I recently stumbled across this sentence. It’s the perfect encapsulation of how to create new value. Note that this is about new value specifically, not value in general. There is, of course, plenty of value being created by optimization – leveraging Wright’s Law to bring down the cost as a function of cumulative production.
But new value is different. You can’t invent anything without failure. But not all failure is created equal: You heard about Silicon Valley’s favorite mantra: Fail fast, fail often, fail forward. Most people emphasize the first two aspects (fast and often) and forget about the third. Failing forward means learning. Failure without learning (and as such systematic, recorded and reviewed learning) is useless. Alas – we all too often get caught up in the thrill of experimentation, launching early and often and the lure of the pivot.
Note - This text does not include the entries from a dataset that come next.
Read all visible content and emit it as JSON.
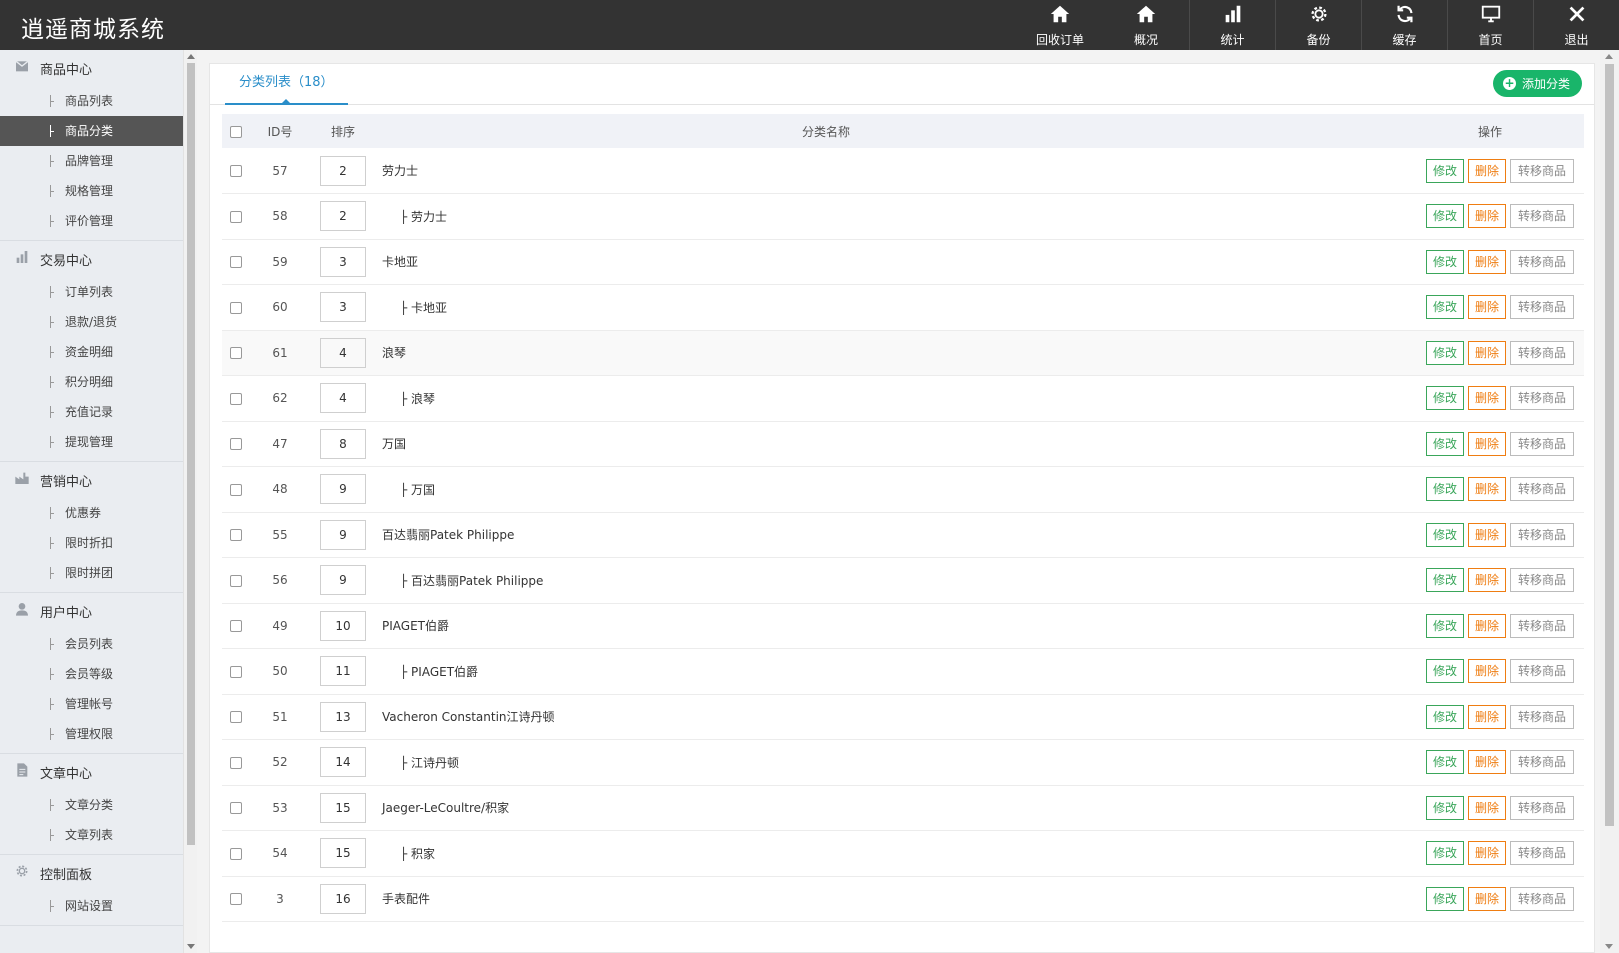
{
  "app": {
    "title": "逍遥商城系统"
  },
  "topnav": [
    {
      "label": "回收订单",
      "icon": "home-icon"
    },
    {
      "label": "概况",
      "icon": "home-icon"
    },
    {
      "label": "统计",
      "icon": "bar-chart-icon"
    },
    {
      "label": "备份",
      "icon": "gear-icon"
    },
    {
      "label": "缓存",
      "icon": "refresh-icon"
    },
    {
      "label": "首页",
      "icon": "monitor-icon"
    },
    {
      "label": "退出",
      "icon": "close-icon"
    }
  ],
  "sidebar": {
    "groups": [
      {
        "label": "商品中心",
        "icon": "box-icon",
        "items": [
          "商品列表",
          "商品分类",
          "品牌管理",
          "规格管理",
          "评价管理"
        ]
      },
      {
        "label": "交易中心",
        "icon": "bar-chart-icon",
        "items": [
          "订单列表",
          "退款/退货",
          "资金明细",
          "积分明细",
          "充值记录",
          "提现管理"
        ]
      },
      {
        "label": "营销中心",
        "icon": "factory-icon",
        "items": [
          "优惠券",
          "限时折扣",
          "限时拼团"
        ]
      },
      {
        "label": "用户中心",
        "icon": "user-icon",
        "items": [
          "会员列表",
          "会员等级",
          "管理帐号",
          "管理权限"
        ]
      },
      {
        "label": "文章中心",
        "icon": "document-icon",
        "items": [
          "文章分类",
          "文章列表"
        ]
      },
      {
        "label": "控制面板",
        "icon": "gear-icon",
        "items": [
          "网站设置"
        ]
      }
    ],
    "active_item": "商品分类"
  },
  "tab": {
    "label": "分类列表（18）"
  },
  "add_button": {
    "label": "添加分类"
  },
  "table": {
    "headers": {
      "id": "ID号",
      "sort": "排序",
      "name": "分类名称",
      "ops": "操作"
    },
    "actions": {
      "edit": "修改",
      "delete": "删除",
      "move": "转移商品"
    },
    "rows": [
      {
        "id": "57",
        "sort": "2",
        "name": "劳力士"
      },
      {
        "id": "58",
        "sort": "2",
        "name": "├ 劳力士"
      },
      {
        "id": "59",
        "sort": "3",
        "name": "卡地亚"
      },
      {
        "id": "60",
        "sort": "3",
        "name": "├ 卡地亚"
      },
      {
        "id": "61",
        "sort": "4",
        "name": "浪琴"
      },
      {
        "id": "62",
        "sort": "4",
        "name": "├ 浪琴"
      },
      {
        "id": "47",
        "sort": "8",
        "name": "万国"
      },
      {
        "id": "48",
        "sort": "9",
        "name": "├ 万国"
      },
      {
        "id": "55",
        "sort": "9",
        "name": "百达翡丽Patek Philippe"
      },
      {
        "id": "56",
        "sort": "9",
        "name": "├ 百达翡丽Patek Philippe"
      },
      {
        "id": "49",
        "sort": "10",
        "name": "PIAGET伯爵"
      },
      {
        "id": "50",
        "sort": "11",
        "name": "├ PIAGET伯爵"
      },
      {
        "id": "51",
        "sort": "13",
        "name": "Vacheron Constantin江诗丹顿"
      },
      {
        "id": "52",
        "sort": "14",
        "name": "├ 江诗丹顿"
      },
      {
        "id": "53",
        "sort": "15",
        "name": "Jaeger-LeCoultre/积家"
      },
      {
        "id": "54",
        "sort": "15",
        "name": "├ 积家"
      },
      {
        "id": "3",
        "sort": "16",
        "name": "手表配件"
      }
    ],
    "highlighted_row": "61"
  }
}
The best teams I ever worked with act much more like scientists in a lab than adrenaline-seeking startup jockeys. They formulate a clear, distinct and testable hypothesis, figure out the fastest and cheapest way to verify or falsify the hypothesis, run the experiment, capture the result, mull it over and create their follow-on hypothesis based on their findings.
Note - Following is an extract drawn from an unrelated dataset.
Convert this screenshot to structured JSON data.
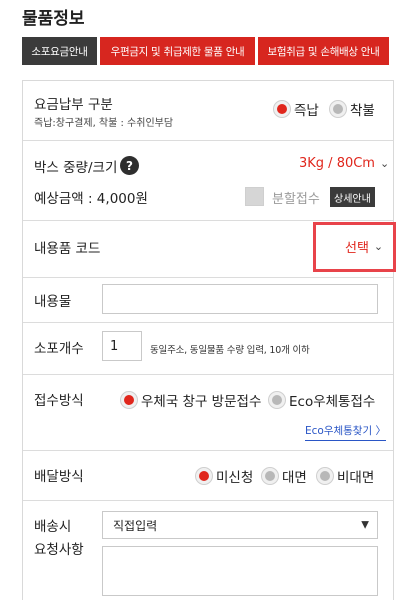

A dear friend of mine once described this as the “drunken walk of the entrepreneur”. I think that metaphor, as lovely as it is, could be made better: The best entrepreneurs are not stumbling forward, barely knowing where it is they want to end up – but rather like the captain on a ship in rough waters: Knowing exactly where they want to go, steadying themselves against the elements but also embracing the intricate dance between their ship and the sea.